# What you are asked to do:
Write the records out once more, exactly as they appear below.

# Source records:
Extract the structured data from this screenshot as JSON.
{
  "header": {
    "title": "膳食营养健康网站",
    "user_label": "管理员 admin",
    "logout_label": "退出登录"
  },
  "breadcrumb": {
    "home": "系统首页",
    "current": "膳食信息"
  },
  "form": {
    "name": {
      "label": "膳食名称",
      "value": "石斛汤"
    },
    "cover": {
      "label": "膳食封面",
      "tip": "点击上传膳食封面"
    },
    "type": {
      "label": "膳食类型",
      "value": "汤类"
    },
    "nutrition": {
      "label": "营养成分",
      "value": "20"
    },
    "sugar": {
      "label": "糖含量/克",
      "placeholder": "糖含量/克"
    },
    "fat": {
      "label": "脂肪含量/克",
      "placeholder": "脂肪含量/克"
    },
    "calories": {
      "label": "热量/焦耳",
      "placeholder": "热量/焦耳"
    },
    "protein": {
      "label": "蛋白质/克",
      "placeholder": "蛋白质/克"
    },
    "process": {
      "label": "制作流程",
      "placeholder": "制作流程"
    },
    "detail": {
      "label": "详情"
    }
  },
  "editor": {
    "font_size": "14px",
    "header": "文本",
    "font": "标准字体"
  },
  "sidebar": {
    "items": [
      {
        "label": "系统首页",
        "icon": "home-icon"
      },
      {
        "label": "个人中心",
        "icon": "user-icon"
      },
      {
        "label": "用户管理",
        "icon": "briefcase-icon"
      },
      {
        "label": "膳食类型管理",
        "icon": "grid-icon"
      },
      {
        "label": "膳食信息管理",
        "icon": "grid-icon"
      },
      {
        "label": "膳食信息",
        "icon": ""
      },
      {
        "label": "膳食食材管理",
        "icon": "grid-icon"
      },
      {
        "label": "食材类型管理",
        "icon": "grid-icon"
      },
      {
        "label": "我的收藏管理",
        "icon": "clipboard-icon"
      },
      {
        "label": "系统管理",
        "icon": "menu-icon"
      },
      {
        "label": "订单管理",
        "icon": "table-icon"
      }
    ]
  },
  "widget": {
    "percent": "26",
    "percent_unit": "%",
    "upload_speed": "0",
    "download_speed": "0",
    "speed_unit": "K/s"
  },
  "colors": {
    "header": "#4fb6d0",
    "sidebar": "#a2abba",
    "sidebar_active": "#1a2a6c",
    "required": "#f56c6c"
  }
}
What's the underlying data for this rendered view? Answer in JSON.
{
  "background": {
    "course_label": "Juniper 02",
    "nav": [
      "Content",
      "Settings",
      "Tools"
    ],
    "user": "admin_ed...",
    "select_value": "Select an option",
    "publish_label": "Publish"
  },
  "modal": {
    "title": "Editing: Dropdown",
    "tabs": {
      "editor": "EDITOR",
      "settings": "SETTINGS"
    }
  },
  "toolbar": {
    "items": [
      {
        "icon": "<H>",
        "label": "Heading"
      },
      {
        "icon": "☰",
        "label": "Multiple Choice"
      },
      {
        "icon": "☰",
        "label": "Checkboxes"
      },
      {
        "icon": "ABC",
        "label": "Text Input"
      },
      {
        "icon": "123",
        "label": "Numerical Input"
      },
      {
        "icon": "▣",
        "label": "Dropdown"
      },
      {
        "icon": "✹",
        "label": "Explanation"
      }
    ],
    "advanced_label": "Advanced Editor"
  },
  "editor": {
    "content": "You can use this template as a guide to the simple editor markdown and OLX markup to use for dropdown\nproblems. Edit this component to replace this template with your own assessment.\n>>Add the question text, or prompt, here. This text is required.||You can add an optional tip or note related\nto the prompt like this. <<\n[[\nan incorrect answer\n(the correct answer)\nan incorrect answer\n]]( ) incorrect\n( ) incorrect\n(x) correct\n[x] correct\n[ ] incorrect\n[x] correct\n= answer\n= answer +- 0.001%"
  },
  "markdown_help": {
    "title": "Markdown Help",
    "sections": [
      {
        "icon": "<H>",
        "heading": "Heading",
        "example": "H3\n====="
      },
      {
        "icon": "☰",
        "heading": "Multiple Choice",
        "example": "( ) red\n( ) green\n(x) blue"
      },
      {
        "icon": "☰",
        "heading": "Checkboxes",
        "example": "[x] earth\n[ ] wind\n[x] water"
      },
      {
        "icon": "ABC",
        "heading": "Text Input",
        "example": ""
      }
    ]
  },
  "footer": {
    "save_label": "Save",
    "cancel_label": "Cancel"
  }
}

# Final answer:
Extract the structured data from this screenshot as JSON.
{
  "header": {
    "title": "膳食营养健康网站",
    "user_label": "管理员 admin",
    "logout_label": "退出登录"
  },
  "breadcrumb": {
    "home": "系统首页",
    "current": "膳食信息"
  },
  "form": {
    "name": {
      "label": "膳食名称",
      "value": "石斛汤"
    },
    "cover": {
      "label": "膳食封面",
      "tip": "点击上传膳食封面"
    },
    "type": {
      "label": "膳食类型",
      "value": "汤类"
    },
    "nutrition": {
      "label": "营养成分",
      "value": "20"
    },
    "sugar": {
      "label": "糖含量/克",
      "placeholder": "糖含量/克"
    },
    "fat": {
      "label": "脂肪含量/克",
      "placeholder": "脂肪含量/克"
    },
    "calories": {
      "label": "热量/焦耳",
      "placeholder": "热量/焦耳"
    },
    "protein": {
      "label": "蛋白质/克",
      "placeholder": "蛋白质/克"
    },
    "process": {
      "label": "制作流程",
      "placeholder": "制作流程"
    },
    "detail": {
      "label": "详情"
    }
  },
  "editor": {
    "font_size": "14px",
    "header": "文本",
    "font": "标准字体"
  },
  "sidebar": {
    "items": [
      {
        "label": "系统首页",
        "icon": "home-icon"
      },
      {
        "label": "个人中心",
        "icon": "user-icon"
      },
      {
        "label": "用户管理",
        "icon": "briefcase-icon"
      },
      {
        "label": "膳食类型管理",
        "icon": "grid-icon"
      },
      {
        "label": "膳食信息管理",
        "icon": "grid-icon"
      },
      {
        "label": "膳食信息",
        "icon": ""
      },
      {
        "label": "膳食食材管理",
        "icon": "grid-icon"
      },
      {
        "label": "食材类型管理",
        "icon": "grid-icon"
      },
      {
        "label": "我的收藏管理",
        "icon": "clipboard-icon"
      },
      {
        "label": "系统管理",
        "icon": "menu-icon"
      },
      {
        "label": "订单管理",
        "icon": "table-icon"
      }
    ]
  },
  "widget": {
    "percent": "26",
    "percent_unit": "%",
    "upload_speed": "0",
    "download_speed": "0",
    "speed_unit": "K/s"
  },
  "colors": {
    "header": "#4fb6d0",
    "sidebar": "#a2abba",
    "sidebar_active": "#1a2a6c",
    "required": "#f56c6c"
  }
}
What's the underlying data for this rendered view? Answer in JSON.
{
  "background": {
    "course_label": "Juniper 02",
    "nav": [
      "Content",
      "Settings",
      "Tools"
    ],
    "user": "admin_ed...",
    "select_value": "Select an option",
    "publish_label": "Publish"
  },
  "modal": {
    "title": "Editing: Dropdown",
    "tabs": {
      "editor": "EDITOR",
      "settings": "SETTINGS"
    }
  },
  "toolbar": {
    "items": [
      {
        "icon": "<H>",
        "label": "Heading"
      },
      {
        "icon": "☰",
        "label": "Multiple Choice"
      },
      {
        "icon": "☰",
        "label": "Checkboxes"
      },
      {
        "icon": "ABC",
        "label": "Text Input"
      },
      {
        "icon": "123",
        "label": "Numerical Input"
      },
      {
        "icon": "▣",
        "label": "Dropdown"
      },
      {
        "icon": "✹",
        "label": "Explanation"
      }
    ],
    "advanced_label": "Advanced Editor"
  },
  "editor": {
    "content": "You can use this template as a guide to the simple editor markdown and OLX markup to use for dropdown\nproblems. Edit this component to replace this template with your own assessment.\n>>Add the question text, or prompt, here. This text is required.||You can add an optional tip or note related\nto the prompt like this. <<\n[[\nan incorrect answer\n(the correct answer)\nan incorrect answer\n]]( ) incorrect\n( ) incorrect\n(x) correct\n[x] correct\n[ ] incorrect\n[x] correct\n= answer\n= answer +- 0.001%"
  },
  "markdown_help": {
    "title": "Markdown Help",
    "sections": [
      {
        "icon": "<H>",
        "heading": "Heading",
        "example": "H3\n====="
      },
      {
        "icon": "☰",
        "heading": "Multiple Choice",
        "example": "( ) red\n( ) green\n(x) blue"
      },
      {
        "icon": "☰",
        "heading": "Checkboxes",
        "example": "[x] earth\n[ ] wind\n[x] water"
      },
      {
        "icon": "ABC",
        "heading": "Text Input",
        "example": ""
      }
    ]
  },
  "footer": {
    "save_label": "Save",
    "cancel_label": "Cancel"
  }
}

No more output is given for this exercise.